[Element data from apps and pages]
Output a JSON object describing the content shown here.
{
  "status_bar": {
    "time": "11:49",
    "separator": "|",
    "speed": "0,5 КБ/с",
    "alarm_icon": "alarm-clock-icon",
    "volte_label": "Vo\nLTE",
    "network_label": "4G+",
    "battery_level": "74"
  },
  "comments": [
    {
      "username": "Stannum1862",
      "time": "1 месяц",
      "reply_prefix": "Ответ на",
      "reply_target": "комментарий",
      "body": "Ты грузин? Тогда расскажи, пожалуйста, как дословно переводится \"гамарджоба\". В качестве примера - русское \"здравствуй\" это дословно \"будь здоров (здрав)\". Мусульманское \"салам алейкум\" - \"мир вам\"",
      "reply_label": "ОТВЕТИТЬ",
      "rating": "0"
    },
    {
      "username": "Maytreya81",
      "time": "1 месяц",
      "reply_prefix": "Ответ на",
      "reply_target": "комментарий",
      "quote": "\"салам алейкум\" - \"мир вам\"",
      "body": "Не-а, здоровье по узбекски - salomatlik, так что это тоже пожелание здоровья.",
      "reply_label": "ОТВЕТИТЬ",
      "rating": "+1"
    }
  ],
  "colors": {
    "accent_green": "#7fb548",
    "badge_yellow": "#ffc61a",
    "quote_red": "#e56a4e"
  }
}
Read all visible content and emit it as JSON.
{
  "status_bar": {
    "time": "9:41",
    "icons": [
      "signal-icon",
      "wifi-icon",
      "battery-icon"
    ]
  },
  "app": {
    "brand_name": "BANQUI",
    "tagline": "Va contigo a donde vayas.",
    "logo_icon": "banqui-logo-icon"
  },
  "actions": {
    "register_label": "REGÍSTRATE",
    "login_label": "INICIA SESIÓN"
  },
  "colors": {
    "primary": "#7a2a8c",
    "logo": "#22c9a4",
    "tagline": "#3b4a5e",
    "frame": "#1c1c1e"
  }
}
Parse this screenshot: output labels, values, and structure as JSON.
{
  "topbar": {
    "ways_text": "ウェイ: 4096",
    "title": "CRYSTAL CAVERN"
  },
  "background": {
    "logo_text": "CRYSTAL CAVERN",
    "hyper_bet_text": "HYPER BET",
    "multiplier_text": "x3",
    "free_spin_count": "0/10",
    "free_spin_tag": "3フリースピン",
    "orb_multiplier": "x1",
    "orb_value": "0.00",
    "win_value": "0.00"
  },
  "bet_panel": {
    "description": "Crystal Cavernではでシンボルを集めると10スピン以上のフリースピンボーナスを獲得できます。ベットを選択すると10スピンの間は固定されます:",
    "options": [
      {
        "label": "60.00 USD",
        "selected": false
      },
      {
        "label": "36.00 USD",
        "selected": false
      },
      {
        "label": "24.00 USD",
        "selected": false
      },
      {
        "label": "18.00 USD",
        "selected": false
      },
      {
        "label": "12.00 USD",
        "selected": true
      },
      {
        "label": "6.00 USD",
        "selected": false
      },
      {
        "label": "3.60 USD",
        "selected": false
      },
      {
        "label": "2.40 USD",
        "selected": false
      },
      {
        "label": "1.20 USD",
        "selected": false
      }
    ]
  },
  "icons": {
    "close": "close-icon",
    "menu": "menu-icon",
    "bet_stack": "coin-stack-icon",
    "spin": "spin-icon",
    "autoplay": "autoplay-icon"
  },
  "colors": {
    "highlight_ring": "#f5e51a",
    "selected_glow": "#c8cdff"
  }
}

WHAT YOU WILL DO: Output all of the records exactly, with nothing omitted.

RESPONSE TO THE TASK:
Output a JSON object describing the content shown here.
{
  "status_bar": {
    "time": "11:49",
    "separator": "|",
    "speed": "0,5 КБ/с",
    "alarm_icon": "alarm-clock-icon",
    "volte_label": "Vo\nLTE",
    "network_label": "4G+",
    "battery_level": "74"
  },
  "comments": [
    {
      "username": "Stannum1862",
      "time": "1 месяц",
      "reply_prefix": "Ответ на",
      "reply_target": "комментарий",
      "body": "Ты грузин? Тогда расскажи, пожалуйста, как дословно переводится \"гамарджоба\". В качестве примера - русское \"здравствуй\" это дословно \"будь здоров (здрав)\". Мусульманское \"салам алейкум\" - \"мир вам\"",
      "reply_label": "ОТВЕТИТЬ",
      "rating": "0"
    },
    {
      "username": "Maytreya81",
      "time": "1 месяц",
      "reply_prefix": "Ответ на",
      "reply_target": "комментарий",
      "quote": "\"салам алейкум\" - \"мир вам\"",
      "body": "Не-а, здоровье по узбекски - salomatlik, так что это тоже пожелание здоровья.",
      "reply_label": "ОТВЕТИТЬ",
      "rating": "+1"
    }
  ],
  "colors": {
    "accent_green": "#7fb548",
    "badge_yellow": "#ffc61a",
    "quote_red": "#e56a4e"
  }
}
Read all visible content and emit it as JSON.
{
  "status_bar": {
    "time": "9:41",
    "icons": [
      "signal-icon",
      "wifi-icon",
      "battery-icon"
    ]
  },
  "app": {
    "brand_name": "BANQUI",
    "tagline": "Va contigo a donde vayas.",
    "logo_icon": "banqui-logo-icon"
  },
  "actions": {
    "register_label": "REGÍSTRATE",
    "login_label": "INICIA SESIÓN"
  },
  "colors": {
    "primary": "#7a2a8c",
    "logo": "#22c9a4",
    "tagline": "#3b4a5e",
    "frame": "#1c1c1e"
  }
}
Parse this screenshot: output labels, values, and structure as JSON.
{
  "topbar": {
    "ways_text": "ウェイ: 4096",
    "title": "CRYSTAL CAVERN"
  },
  "background": {
    "logo_text": "CRYSTAL CAVERN",
    "hyper_bet_text": "HYPER BET",
    "multiplier_text": "x3",
    "free_spin_count": "0/10",
    "free_spin_tag": "3フリースピン",
    "orb_multiplier": "x1",
    "orb_value": "0.00",
    "win_value": "0.00"
  },
  "bet_panel": {
    "description": "Crystal Cavernではでシンボルを集めると10スピン以上のフリースピンボーナスを獲得できます。ベットを選択すると10スピンの間は固定されます:",
    "options": [
      {
        "label": "60.00 USD",
        "selected": false
      },
      {
        "label": "36.00 USD",
        "selected": false
      },
      {
        "label": "24.00 USD",
        "selected": false
      },
      {
        "label": "18.00 USD",
        "selected": false
      },
      {
        "label": "12.00 USD",
        "selected": true
      },
      {
        "label": "6.00 USD",
        "selected": false
      },
      {
        "label": "3.60 USD",
        "selected": false
      },
      {
        "label": "2.40 USD",
        "selected": false
      },
      {
        "label": "1.20 USD",
        "selected": false
      }
    ]
  },
  "icons": {
    "close": "close-icon",
    "menu": "menu-icon",
    "bet_stack": "coin-stack-icon",
    "spin": "spin-icon",
    "autoplay": "autoplay-icon"
  },
  "colors": {
    "highlight_ring": "#f5e51a",
    "selected_glow": "#c8cdff"
  }
}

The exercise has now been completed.